The competition to produce inexpensive meat, eggs, and dairy products has led animal agribusiness to treat animals as objects and commodities. The worldwide trend is to replace small family farms with “factory farms”-large warehouses where animals are confined in crowded cages or restrictive pens.
Chickens Raised for Meat:
Virtually all birds raised for food are factory farmed. Inside the densely populated sheds, vast amounts of waste accumulate. The resulting ammonia levels commonly cause painful burns to the birds’ skin, eyes, and respiratory tracts.
Today’s broiler reaches market, weight in about one third of the time it took the traditional broiler. This rapid growth rate has been accompanied by an increasingly high incidence of conditions that cause suffering, such as ascites and painful skeletal deformities. According to Professor John Webster of the University of Bristol’s School of Veterinary Science, “Broilers are the only livestock that are in chronic pain for the last 20% of their lives.” In order to avoid problems of reproduction and lameness associated with obesity, broilers used for breeding are severely feed restricted.
Packed in cages (usually less than half a square foot of floor space per bird), hens can become immobilized and die of asphyxiation or dehydration. Decomposing corpses are found in cages with live birds. To cut losses from birds pecking each other, farmers remove a third to a half of the beak from egg-laying hens, breeding chickens, and most turkeys and ducks. Without pain relief, the beak is partially amputated with a heated blade; or the end is damaged with a laser, infrared beam, or powerful electric spark and sloughs off days later. The birds suffer severe pain for weeks. Some, unable to eat afterwards, starve.
Each week, hundreds of thousands of laying hens die on farms. Most endure one to two years of battery-cage confinement before they’re disposed of as “spent hens.” By the time their egg production declines, the birds’ skeletons are so fragile that many suffer broken bones as they’re removed from the cages. Male chicks, of no economic value to the egg industry, are typically macerated (ground up alive) or gassed. In some cases, they are simply thrown into garbage bags alive, as depicted in the picture below of chicks dead and dying in a dumpster behind a hatchery.
Dairy Cows :

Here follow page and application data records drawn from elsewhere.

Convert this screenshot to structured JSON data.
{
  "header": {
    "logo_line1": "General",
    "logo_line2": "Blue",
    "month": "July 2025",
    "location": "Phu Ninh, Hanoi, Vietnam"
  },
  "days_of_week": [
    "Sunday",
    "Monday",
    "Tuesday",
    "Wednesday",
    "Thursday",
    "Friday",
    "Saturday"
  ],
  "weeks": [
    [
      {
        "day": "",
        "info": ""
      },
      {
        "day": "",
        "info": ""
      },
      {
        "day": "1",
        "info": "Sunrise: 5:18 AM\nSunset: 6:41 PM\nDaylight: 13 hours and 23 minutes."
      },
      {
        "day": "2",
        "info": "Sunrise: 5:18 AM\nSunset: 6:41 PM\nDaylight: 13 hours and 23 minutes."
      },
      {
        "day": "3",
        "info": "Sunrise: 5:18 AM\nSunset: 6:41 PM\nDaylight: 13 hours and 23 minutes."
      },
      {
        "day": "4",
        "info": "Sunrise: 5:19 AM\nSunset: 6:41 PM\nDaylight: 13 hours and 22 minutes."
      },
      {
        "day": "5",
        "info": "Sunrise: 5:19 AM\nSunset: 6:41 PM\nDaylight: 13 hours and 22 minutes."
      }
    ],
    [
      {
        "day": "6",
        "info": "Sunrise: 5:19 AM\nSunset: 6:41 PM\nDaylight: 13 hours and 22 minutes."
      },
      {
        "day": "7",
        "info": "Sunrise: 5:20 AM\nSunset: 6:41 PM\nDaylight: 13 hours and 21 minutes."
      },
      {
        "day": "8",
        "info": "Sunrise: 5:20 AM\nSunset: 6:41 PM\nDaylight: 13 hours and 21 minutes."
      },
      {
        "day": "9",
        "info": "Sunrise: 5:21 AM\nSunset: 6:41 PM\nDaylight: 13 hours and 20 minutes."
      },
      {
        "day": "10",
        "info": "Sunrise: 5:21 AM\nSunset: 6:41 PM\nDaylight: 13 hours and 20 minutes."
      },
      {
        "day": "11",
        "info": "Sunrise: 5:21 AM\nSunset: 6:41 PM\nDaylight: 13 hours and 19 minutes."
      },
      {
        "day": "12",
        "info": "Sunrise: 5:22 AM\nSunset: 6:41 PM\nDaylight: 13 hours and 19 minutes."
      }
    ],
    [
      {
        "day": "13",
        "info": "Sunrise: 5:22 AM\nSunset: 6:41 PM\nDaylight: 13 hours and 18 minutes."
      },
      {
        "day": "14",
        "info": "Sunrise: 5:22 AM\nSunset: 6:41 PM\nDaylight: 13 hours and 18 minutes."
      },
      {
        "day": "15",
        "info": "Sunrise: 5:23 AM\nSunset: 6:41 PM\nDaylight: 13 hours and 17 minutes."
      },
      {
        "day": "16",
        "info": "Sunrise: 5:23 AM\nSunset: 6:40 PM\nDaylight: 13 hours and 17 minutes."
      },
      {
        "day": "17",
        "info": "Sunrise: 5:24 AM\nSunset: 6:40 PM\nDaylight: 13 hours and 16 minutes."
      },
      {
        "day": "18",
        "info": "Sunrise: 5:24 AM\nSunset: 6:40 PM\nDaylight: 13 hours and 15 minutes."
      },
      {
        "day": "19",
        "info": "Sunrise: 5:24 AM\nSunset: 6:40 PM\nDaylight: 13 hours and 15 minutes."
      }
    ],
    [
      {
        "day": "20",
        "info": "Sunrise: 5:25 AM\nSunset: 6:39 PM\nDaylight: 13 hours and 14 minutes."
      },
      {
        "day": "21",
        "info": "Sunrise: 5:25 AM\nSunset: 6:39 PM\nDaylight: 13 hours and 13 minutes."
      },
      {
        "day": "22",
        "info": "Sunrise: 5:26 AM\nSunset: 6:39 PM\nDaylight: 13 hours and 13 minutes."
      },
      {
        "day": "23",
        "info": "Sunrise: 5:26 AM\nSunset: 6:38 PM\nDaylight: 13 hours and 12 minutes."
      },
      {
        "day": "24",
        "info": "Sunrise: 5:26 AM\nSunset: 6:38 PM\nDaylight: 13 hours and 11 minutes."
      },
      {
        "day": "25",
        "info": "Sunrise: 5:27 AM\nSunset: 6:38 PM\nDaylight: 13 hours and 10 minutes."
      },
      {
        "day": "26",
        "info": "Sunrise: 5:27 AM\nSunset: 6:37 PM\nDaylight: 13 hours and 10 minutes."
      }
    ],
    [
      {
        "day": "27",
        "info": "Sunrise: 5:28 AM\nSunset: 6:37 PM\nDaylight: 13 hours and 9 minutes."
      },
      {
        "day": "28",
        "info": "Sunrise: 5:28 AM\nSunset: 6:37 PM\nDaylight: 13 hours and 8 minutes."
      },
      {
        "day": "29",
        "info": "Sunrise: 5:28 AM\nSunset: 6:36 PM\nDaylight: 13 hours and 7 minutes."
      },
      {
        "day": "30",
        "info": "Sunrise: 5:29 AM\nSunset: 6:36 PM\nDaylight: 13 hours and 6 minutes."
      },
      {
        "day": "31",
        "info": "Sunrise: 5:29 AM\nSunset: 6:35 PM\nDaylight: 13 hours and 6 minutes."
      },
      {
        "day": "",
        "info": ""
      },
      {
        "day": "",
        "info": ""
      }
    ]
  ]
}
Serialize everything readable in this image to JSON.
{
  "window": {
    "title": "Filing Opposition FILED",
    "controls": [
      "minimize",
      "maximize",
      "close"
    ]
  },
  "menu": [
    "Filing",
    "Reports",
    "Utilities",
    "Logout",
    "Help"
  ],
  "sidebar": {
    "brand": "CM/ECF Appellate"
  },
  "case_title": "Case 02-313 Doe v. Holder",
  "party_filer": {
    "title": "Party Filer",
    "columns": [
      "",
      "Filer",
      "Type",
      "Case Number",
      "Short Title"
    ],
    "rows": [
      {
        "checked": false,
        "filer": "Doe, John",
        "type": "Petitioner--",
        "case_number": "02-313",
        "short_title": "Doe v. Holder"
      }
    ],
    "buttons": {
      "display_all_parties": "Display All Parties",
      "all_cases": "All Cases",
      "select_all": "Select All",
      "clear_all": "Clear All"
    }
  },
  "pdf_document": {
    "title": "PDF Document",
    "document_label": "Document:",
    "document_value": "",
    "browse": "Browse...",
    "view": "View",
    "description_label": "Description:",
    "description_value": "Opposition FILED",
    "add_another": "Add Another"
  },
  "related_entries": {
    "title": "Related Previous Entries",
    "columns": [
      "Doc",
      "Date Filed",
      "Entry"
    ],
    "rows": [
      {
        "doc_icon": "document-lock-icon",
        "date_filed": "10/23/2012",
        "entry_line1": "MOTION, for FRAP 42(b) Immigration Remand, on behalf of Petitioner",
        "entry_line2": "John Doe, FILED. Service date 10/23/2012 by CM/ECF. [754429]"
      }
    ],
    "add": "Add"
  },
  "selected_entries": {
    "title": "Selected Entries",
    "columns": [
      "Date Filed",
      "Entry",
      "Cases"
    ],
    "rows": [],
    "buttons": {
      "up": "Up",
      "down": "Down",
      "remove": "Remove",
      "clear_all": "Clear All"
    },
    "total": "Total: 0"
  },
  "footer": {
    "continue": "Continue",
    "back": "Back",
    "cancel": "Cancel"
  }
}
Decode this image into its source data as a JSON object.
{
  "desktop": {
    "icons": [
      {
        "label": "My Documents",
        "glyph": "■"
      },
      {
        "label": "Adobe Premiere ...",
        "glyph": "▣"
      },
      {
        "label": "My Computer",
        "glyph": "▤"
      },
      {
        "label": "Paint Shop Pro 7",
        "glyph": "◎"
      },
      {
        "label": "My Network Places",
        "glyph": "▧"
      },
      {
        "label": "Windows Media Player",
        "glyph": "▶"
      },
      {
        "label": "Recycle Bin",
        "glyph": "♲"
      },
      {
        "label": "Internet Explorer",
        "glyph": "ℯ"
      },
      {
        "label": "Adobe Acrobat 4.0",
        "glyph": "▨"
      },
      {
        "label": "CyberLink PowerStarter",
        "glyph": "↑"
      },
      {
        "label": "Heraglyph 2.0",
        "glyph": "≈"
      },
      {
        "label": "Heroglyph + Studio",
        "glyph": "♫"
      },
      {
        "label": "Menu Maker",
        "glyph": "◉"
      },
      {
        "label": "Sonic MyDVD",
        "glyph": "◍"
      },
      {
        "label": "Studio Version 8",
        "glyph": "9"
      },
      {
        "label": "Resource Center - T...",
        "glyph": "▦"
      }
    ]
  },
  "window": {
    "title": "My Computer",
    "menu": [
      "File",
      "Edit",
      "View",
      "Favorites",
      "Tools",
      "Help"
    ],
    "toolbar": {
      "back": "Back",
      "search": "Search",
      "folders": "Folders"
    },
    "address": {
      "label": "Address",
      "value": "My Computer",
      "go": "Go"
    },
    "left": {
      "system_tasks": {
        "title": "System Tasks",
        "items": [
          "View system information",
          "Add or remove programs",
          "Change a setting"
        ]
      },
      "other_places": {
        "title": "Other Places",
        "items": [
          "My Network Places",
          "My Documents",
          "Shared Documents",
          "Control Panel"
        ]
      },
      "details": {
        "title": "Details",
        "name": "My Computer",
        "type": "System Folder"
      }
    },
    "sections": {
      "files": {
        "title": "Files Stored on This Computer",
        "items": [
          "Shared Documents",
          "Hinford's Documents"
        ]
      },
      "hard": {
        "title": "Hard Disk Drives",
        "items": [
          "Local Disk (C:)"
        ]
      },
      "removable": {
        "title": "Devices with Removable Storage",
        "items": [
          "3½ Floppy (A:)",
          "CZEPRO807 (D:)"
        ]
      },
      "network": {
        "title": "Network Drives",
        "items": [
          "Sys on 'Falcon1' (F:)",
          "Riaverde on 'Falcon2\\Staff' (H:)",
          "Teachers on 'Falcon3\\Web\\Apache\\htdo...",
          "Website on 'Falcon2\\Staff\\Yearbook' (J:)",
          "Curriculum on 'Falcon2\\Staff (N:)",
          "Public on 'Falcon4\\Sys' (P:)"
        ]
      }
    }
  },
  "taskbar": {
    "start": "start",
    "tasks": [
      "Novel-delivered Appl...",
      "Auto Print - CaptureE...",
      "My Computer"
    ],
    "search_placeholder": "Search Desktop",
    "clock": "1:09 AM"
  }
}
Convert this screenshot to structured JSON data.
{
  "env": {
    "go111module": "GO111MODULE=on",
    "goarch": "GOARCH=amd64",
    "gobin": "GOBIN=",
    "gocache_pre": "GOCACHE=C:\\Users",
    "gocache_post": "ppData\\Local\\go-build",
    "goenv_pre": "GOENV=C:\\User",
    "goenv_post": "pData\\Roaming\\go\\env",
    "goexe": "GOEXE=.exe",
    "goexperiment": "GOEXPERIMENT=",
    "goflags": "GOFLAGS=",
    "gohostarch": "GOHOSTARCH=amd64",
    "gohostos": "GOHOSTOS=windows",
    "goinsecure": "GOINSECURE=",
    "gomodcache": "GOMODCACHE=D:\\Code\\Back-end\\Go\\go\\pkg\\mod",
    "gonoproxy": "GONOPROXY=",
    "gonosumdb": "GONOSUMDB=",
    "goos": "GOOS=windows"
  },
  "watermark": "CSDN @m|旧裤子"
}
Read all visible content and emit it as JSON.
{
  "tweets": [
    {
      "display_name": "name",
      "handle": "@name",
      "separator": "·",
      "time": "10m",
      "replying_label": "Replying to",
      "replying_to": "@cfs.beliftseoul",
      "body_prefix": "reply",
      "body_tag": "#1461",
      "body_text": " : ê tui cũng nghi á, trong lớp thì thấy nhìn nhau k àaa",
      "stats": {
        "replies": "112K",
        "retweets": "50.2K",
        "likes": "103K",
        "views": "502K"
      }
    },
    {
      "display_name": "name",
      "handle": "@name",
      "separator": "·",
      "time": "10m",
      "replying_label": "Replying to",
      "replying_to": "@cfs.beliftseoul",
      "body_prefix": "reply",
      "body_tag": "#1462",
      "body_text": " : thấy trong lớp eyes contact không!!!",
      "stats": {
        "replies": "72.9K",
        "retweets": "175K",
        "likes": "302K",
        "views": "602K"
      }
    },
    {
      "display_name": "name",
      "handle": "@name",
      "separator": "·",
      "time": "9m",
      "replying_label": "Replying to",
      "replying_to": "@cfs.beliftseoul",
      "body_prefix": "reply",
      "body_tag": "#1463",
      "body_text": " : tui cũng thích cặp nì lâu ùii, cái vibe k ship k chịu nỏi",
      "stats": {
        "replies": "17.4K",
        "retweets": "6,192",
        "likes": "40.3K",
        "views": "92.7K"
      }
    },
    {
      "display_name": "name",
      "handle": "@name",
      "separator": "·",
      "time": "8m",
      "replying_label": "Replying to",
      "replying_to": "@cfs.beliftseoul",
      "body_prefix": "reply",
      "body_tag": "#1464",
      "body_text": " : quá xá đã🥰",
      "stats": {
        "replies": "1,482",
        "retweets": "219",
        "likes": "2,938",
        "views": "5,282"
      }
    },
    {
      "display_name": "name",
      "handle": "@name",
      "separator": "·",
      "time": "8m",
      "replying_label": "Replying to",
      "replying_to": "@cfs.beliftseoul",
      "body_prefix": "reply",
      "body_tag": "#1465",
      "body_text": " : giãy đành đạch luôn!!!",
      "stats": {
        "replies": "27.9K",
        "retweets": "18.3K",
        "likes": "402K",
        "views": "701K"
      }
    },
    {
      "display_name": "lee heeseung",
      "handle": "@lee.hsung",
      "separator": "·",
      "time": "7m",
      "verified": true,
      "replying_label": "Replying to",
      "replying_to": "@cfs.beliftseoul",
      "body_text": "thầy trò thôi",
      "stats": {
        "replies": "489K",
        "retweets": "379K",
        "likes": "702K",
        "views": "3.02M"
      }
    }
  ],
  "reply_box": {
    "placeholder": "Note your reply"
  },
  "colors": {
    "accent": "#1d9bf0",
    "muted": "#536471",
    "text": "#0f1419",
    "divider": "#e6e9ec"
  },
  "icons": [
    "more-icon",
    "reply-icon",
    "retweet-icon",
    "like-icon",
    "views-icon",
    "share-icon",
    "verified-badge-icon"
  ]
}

For many people, dairy farming conjures up images of small herds of cows leisurely grazing on open pastures. Although scenes like this still exist in the world, most milk is produced by cows raised in intensive production systems. Some cows are housed indoors year-round, and lactating cows are often kept restrained in tie stalls or stanchions.
Although they don’t reach mature size until at least 4 years old, dairy cows first give birth at about 2 years of age and are usually bred again. It is unprofitable to keep dairy cows alive once their milk production declines. Each year, approximately one quarter of the cows who survive the farms are sent to slaughter, most often due to reproductive problems or mastitis. Cows can live more than 20 years, however they’re usually slaughtered and used to produce ground beef at about 5 years of age, after roughly 2.5 lactations.
The fastest growing food-producing sector is aquaculture; one of two fish eaten is now raised on a farm rather than caught in the wild. As with other forms of animal agriculture, the practices employed by fish farmers are designed to increase profitability but can reduce the well-being of the fish. Welfare concerns include: poor water quality, aggression, injuries, and disease associated with inappropriate stocking densities; health problems due to selection for fast growth; handling and removal from water during routine husbandry procedures; food deprivation during disease treatment and before harvest; and pain during slaughter.